Schematic for the neural network model used in this study

Grahic Jump Location
Fig. 3

Three-dimensional mesh structure of the baseline blade

Grahic Jump Location
Fig. 4

Comparison of computed torque with experimental torque. Bars show one standard deviation from the average of the experimental data.

Grahic Jump Location
Fig. 5

Comparison of pressure coefficient distribution at different spanwise sections for 5 m/s wind speed

Grahic Jump Location
Fig. 6

Design of experiment

Grahic Jump Location
Fig. 7

Top view of the blade planforms according to the different taper stacking axis locations: (a) baseline blade (sample 2), (b) taper stacking axis at leading edge (sample 7), (c) taper stacking axis at 50% chord (sample 8), (d) taper stacking axis at 80% chord (sample 9), and (e) taper stacking axis at trailing edge (sample 10)

Grahic Jump Location
Fig. 8

Blade section at 20% span for different twist stacking axis locations. Dotted profile is the baseline airfoil: (a) twist stacking axis at leading edge (sample 1), (b) twist stacking axis at 50% chord (sample 3), (c) twist stacking axis at 80% chord (sample 4), and (d) twist stacking axis at trailing edge (sample 5).

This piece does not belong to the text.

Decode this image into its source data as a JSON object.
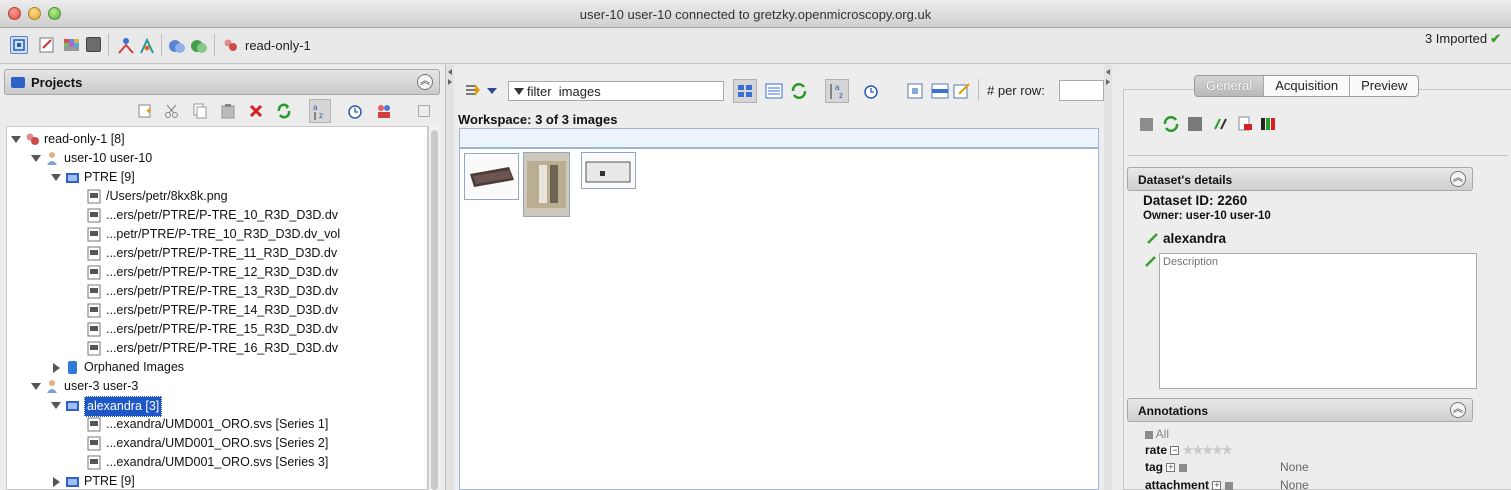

Grahic Jump Location
Fig. 9

Performance of the NN training

Grahic Jump Location
Fig. 10

Surfaces given by NN. Dots show values computed by CFD: (a) torque and (b) thrust.

Grahic Jump Location
Fig. 11

Optimization steps for constrained torque maximization: (a) path of the optimization variables and (b) torque values along the iterations

Grahic Jump Location
Fig. 12

Optimization steps for constrained thrust minimization: (a) path of the optimization variables and (b) thrust values along the iterations

Grahic Jump Location
Fig. 13

Skin friction coefficient distribution along the chord of the blade optimized for constrained torque at different span locations

Grahic Jump Location
Fig. 14

Skin friction coefficient distribution along the chord of the blade optimized for unconstrained torque at different span locations

Grahic Jump Location
Fig. 15

Pressure coefficient distribution along the chord of the blade optimized for constrained thrust at different span locations

Grahic Jump Location
Fig. 16

Pressure coefficient distribution along the chord of the blade optimized for unconstrained thrust at different span locations

Tables

Errata

Some tools below are only available to our subscribers or users with an online account.

Related Content

Customize your page view by dragging and repositioning the boxes below.

Related Journal Articles
Related eBook Content
Topic Collections

Sorry! You do not have access to this content. For assistance or to subscribe, please contact us:

  • TELEPHONE: 1-800-843-2763 (Toll-free in the USA)
  • EMAIL: asmedigitalcollection@asme.org
Sign In